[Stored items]

--------------------------------

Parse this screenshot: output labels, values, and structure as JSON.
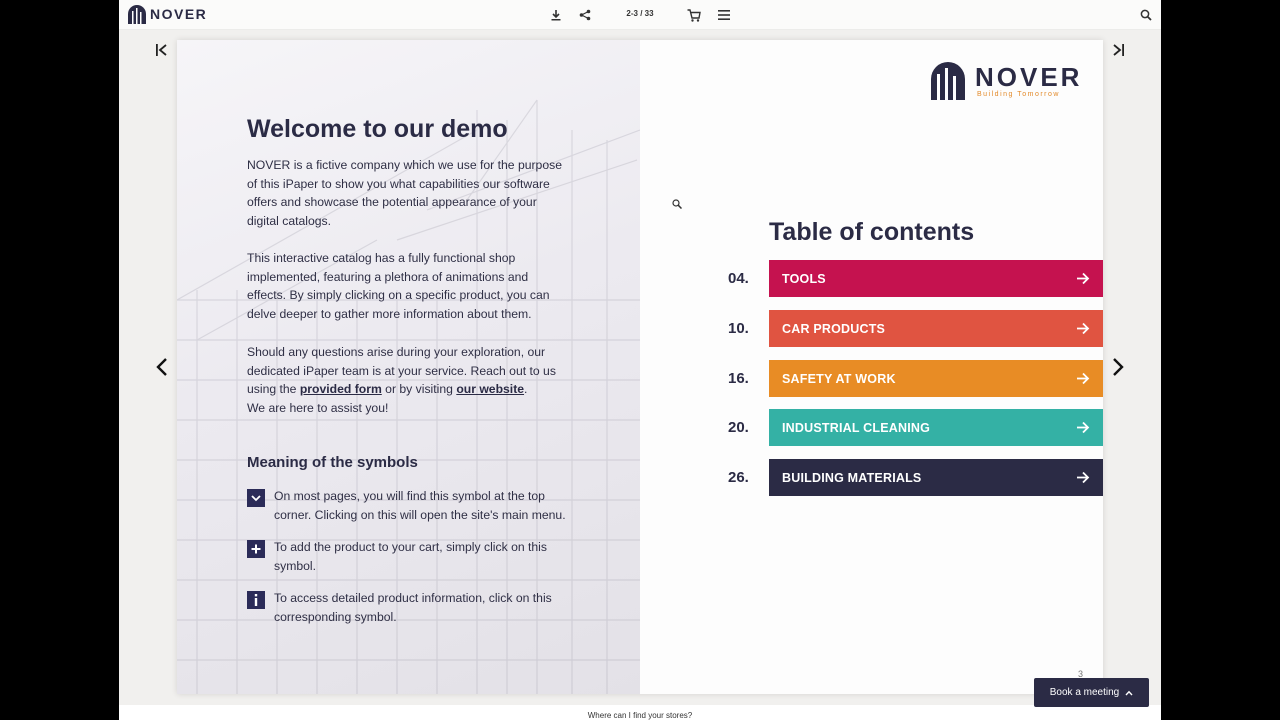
{
  "header": {
    "logo_text": "NOVER",
    "page_indicator": "2-3 / 33"
  },
  "left_page": {
    "title": "Welcome to our demo",
    "para1": "NOVER is a fictive company which we use for the purpose of this iPaper to show you what capabilities our software offers and showcase the potential appearance of your digital catalogs.",
    "para2": "This interactive catalog has a fully functional shop implemented, featuring a plethora of animations and effects. By simply clicking on a specific product, you can delve deeper to gather more information about them.",
    "para3_start": "Should any questions arise during your exploration, our dedicated iPaper team is at your service. Reach out to us using the ",
    "para3_link1": "provided form",
    "para3_mid": " or by visiting ",
    "para3_link2": "our website",
    "para3_end": ".",
    "para3_last": "We are here to assist you!",
    "symbols_title": "Meaning of the symbols",
    "symbols": [
      {
        "icon": "chevron-down-icon",
        "text": "On most pages, you will find this symbol at the top corner. Clicking on this will open the site's main menu."
      },
      {
        "icon": "plus-icon",
        "text": "To add the product to your cart, simply click on this symbol."
      },
      {
        "icon": "info-icon",
        "text": "To access detailed product information, click on this corresponding symbol."
      }
    ]
  },
  "right_page": {
    "logo_text": "NOVER",
    "logo_tagline": "Building Tomorrow",
    "toc_title": "Table of contents",
    "toc": [
      {
        "num": "04.",
        "label": "TOOLS",
        "color": "#c5124f"
      },
      {
        "num": "10.",
        "label": "CAR PRODUCTS",
        "color": "#e05441"
      },
      {
        "num": "16.",
        "label": "SAFETY AT WORK",
        "color": "#e88c25"
      },
      {
        "num": "20.",
        "label": "INDUSTRIAL CLEANING",
        "color": "#34b1a5"
      },
      {
        "num": "26.",
        "label": "BUILDING MATERIALS",
        "color": "#2b2b45"
      }
    ],
    "page_number": "3"
  },
  "footer": {
    "text": "Where can I find your stores?",
    "meeting_button": "Book a meeting"
  },
  "colors": {
    "brand_dark": "#2b2b45",
    "brand_accent": "#e38a2a"
  }
}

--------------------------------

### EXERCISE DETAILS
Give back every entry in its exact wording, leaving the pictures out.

### COMPLETED TASK
Parse this screenshot: output labels, values, and structure as JSON.
{
  "header": {
    "logo_text": "NOVER",
    "page_indicator": "2-3 / 33"
  },
  "left_page": {
    "title": "Welcome to our demo",
    "para1": "NOVER is a fictive company which we use for the purpose of this iPaper to show you what capabilities our software offers and showcase the potential appearance of your digital catalogs.",
    "para2": "This interactive catalog has a fully functional shop implemented, featuring a plethora of animations and effects. By simply clicking on a specific product, you can delve deeper to gather more information about them.",
    "para3_start": "Should any questions arise during your exploration, our dedicated iPaper team is at your service. Reach out to us using the ",
    "para3_link1": "provided form",
    "para3_mid": " or by visiting ",
    "para3_link2": "our website",
    "para3_end": ".",
    "para3_last": "We are here to assist you!",
    "symbols_title": "Meaning of the symbols",
    "symbols": [
      {
        "icon": "chevron-down-icon",
        "text": "On most pages, you will find this symbol at the top corner. Clicking on this will open the site's main menu."
      },
      {
        "icon": "plus-icon",
        "text": "To add the product to your cart, simply click on this symbol."
      },
      {
        "icon": "info-icon",
        "text": "To access detailed product information, click on this corresponding symbol."
      }
    ]
  },
  "right_page": {
    "logo_text": "NOVER",
    "logo_tagline": "Building Tomorrow",
    "toc_title": "Table of contents",
    "toc": [
      {
        "num": "04.",
        "label": "TOOLS",
        "color": "#c5124f"
      },
      {
        "num": "10.",
        "label": "CAR PRODUCTS",
        "color": "#e05441"
      },
      {
        "num": "16.",
        "label": "SAFETY AT WORK",
        "color": "#e88c25"
      },
      {
        "num": "20.",
        "label": "INDUSTRIAL CLEANING",
        "color": "#34b1a5"
      },
      {
        "num": "26.",
        "label": "BUILDING MATERIALS",
        "color": "#2b2b45"
      }
    ],
    "page_number": "3"
  },
  "footer": {
    "text": "Where can I find your stores?",
    "meeting_button": "Book a meeting"
  },
  "colors": {
    "brand_dark": "#2b2b45",
    "brand_accent": "#e38a2a"
  }
}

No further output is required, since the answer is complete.